Exercise details
Lines containing the word "Menu" are to be copied from the data below.

[Web page and app entries]

==================================================

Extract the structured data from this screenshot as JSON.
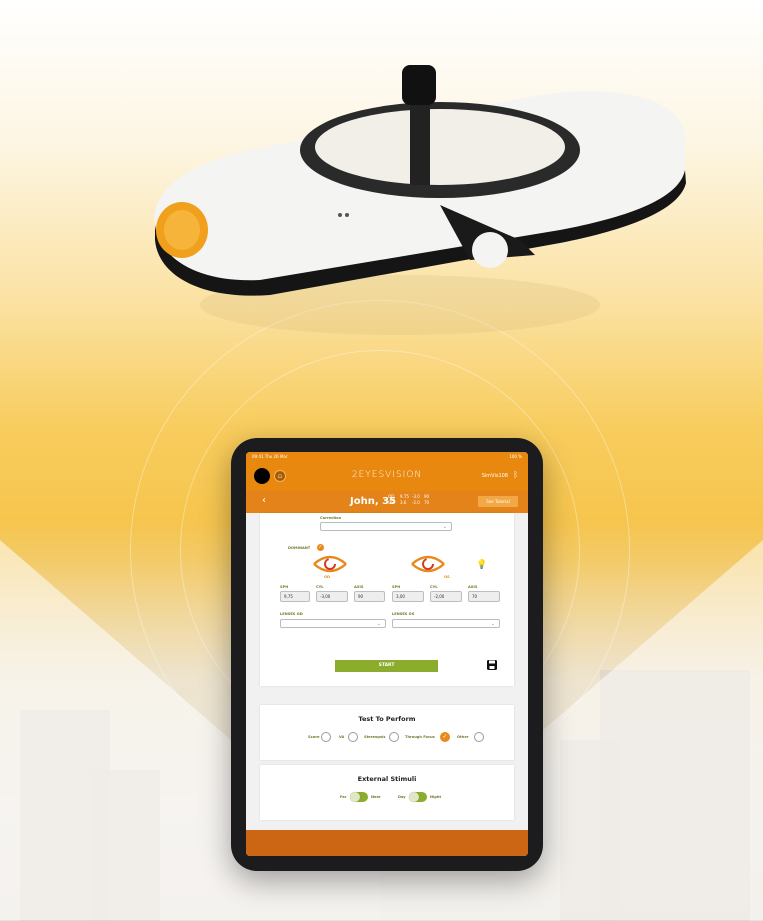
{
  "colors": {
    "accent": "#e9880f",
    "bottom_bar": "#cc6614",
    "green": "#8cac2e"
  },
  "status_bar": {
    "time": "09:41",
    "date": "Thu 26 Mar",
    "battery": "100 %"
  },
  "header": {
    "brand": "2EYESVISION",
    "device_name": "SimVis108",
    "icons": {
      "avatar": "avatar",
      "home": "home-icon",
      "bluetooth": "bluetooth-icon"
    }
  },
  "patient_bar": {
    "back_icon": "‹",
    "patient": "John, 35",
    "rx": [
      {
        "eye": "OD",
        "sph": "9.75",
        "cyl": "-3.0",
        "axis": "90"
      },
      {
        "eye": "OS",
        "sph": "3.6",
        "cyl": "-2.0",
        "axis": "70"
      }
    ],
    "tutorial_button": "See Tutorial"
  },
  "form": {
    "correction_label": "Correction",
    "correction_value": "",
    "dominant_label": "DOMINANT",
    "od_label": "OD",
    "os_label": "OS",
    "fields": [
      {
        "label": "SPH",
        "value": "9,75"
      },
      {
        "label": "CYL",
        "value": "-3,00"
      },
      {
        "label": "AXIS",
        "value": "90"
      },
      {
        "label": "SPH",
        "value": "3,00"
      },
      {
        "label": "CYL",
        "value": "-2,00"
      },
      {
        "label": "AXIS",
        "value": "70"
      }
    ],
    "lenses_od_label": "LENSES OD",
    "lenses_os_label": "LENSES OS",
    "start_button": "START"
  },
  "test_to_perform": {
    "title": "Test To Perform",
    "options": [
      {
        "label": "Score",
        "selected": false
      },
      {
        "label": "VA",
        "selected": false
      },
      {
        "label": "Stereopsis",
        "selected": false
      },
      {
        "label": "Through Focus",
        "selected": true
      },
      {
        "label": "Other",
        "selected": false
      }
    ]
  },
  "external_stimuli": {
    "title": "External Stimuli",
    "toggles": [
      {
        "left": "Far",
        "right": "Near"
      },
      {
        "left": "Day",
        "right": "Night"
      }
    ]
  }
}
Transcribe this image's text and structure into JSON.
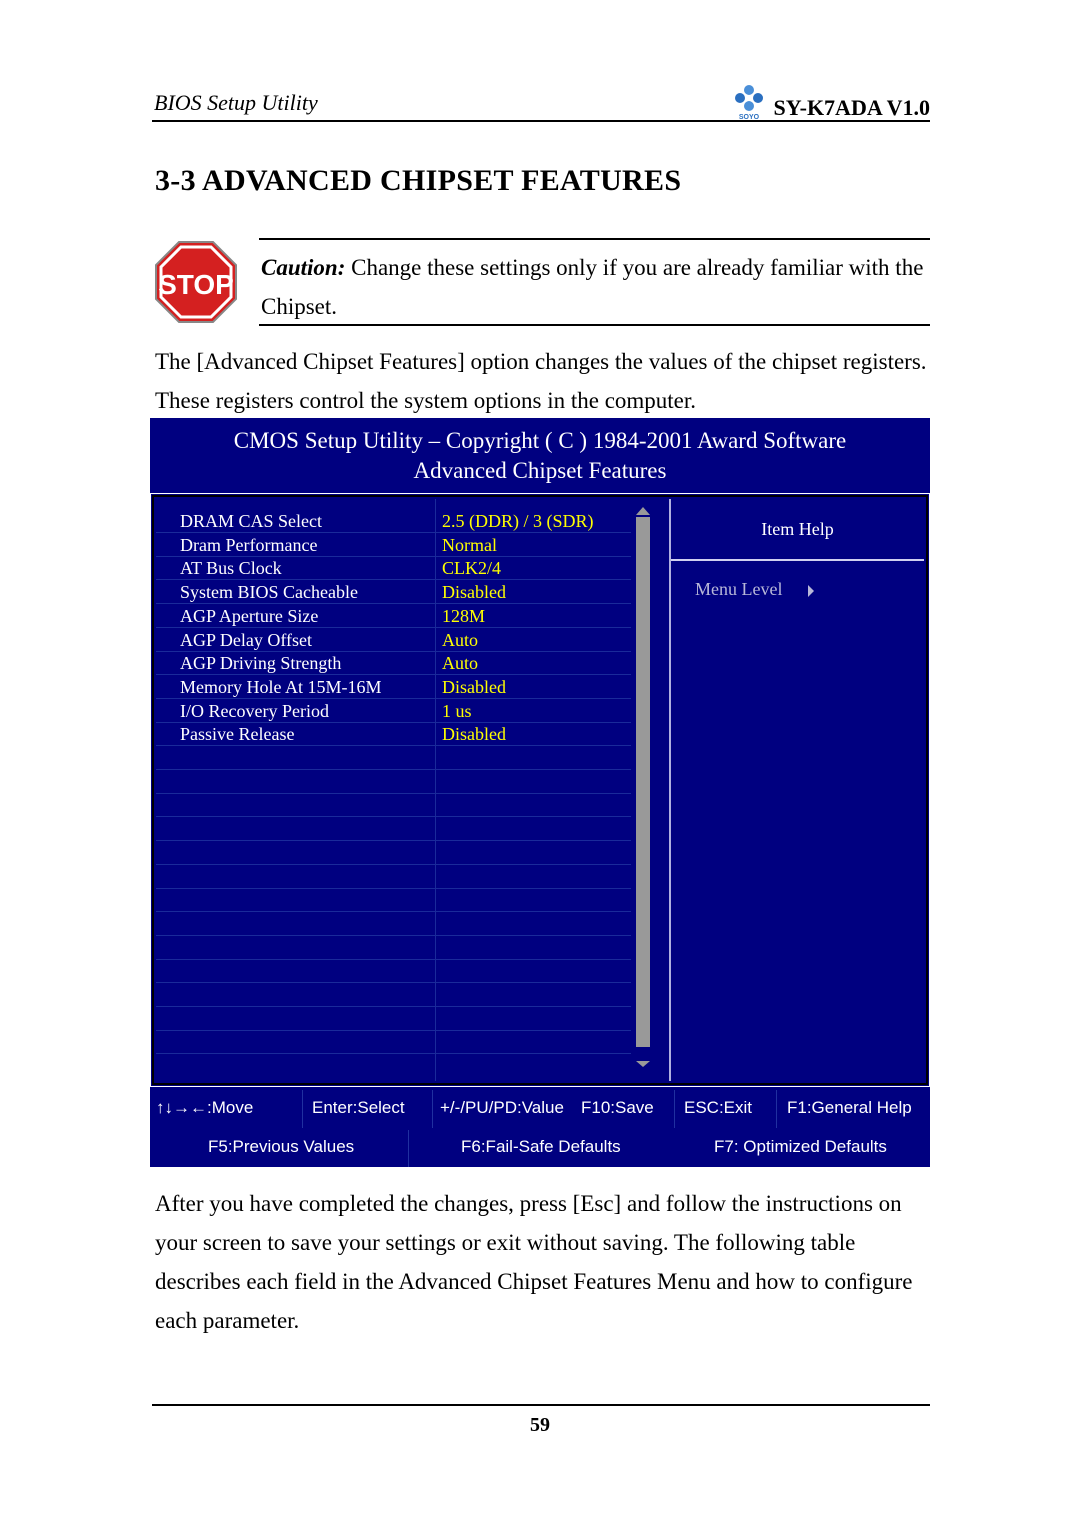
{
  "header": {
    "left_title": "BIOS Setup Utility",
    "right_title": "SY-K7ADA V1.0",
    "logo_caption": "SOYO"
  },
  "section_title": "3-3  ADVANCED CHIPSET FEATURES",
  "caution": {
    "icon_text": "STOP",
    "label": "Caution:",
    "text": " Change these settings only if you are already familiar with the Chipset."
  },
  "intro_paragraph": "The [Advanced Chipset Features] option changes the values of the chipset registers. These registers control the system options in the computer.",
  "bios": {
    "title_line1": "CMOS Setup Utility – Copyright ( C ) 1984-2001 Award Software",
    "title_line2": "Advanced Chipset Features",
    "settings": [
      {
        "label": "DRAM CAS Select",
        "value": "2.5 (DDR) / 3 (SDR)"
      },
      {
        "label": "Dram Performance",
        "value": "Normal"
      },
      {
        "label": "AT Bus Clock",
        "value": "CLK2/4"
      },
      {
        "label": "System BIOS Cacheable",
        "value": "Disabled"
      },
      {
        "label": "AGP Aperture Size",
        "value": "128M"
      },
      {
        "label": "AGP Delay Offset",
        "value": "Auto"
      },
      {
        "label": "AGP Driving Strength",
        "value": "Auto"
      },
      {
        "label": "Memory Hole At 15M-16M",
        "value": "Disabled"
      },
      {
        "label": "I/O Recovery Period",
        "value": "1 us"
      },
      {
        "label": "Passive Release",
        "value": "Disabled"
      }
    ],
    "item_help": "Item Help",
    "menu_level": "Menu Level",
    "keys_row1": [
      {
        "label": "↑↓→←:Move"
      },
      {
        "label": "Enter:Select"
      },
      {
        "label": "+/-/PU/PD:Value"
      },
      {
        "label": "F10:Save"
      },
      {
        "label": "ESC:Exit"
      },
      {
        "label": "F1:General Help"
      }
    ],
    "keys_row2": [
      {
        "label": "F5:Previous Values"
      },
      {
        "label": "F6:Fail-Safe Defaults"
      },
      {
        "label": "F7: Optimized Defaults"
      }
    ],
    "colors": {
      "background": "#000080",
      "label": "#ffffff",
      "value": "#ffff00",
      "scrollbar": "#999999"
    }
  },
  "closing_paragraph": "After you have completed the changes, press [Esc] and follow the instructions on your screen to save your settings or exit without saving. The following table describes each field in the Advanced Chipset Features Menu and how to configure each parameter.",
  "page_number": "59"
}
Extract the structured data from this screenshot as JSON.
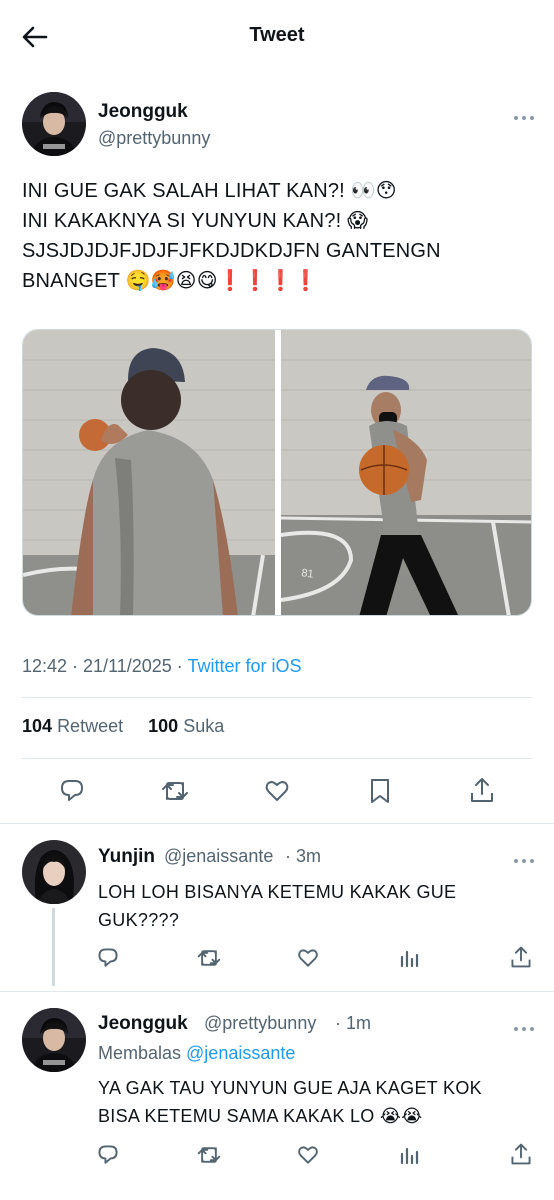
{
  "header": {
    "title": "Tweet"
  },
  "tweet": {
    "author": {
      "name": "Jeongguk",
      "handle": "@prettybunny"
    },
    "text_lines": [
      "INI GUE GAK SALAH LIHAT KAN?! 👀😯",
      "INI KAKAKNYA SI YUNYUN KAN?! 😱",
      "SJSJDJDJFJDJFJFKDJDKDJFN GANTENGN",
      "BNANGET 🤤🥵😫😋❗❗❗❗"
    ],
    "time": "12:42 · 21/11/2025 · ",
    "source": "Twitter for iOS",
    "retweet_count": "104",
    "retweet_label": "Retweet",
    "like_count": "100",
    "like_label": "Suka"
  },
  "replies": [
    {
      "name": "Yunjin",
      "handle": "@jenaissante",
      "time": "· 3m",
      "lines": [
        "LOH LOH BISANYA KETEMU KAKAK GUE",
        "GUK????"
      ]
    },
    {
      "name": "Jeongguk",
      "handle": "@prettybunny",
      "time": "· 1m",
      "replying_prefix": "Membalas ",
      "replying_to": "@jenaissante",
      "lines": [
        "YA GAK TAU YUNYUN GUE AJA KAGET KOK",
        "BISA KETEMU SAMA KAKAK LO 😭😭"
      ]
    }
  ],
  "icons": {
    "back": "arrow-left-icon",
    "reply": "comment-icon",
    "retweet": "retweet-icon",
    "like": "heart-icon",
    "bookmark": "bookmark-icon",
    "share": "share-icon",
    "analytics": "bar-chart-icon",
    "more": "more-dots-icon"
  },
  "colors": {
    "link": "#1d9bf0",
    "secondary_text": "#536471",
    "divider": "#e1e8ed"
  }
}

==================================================

Exercise output
    "menu_level": "Menu Level",
  "closing_paragraph": "After you have completed the changes, press [Esc] and follow the instructions on your screen to save your settings or exit without saving. The following table describes each field in the Advanced Chipset Features Menu and how to configure each parameter.",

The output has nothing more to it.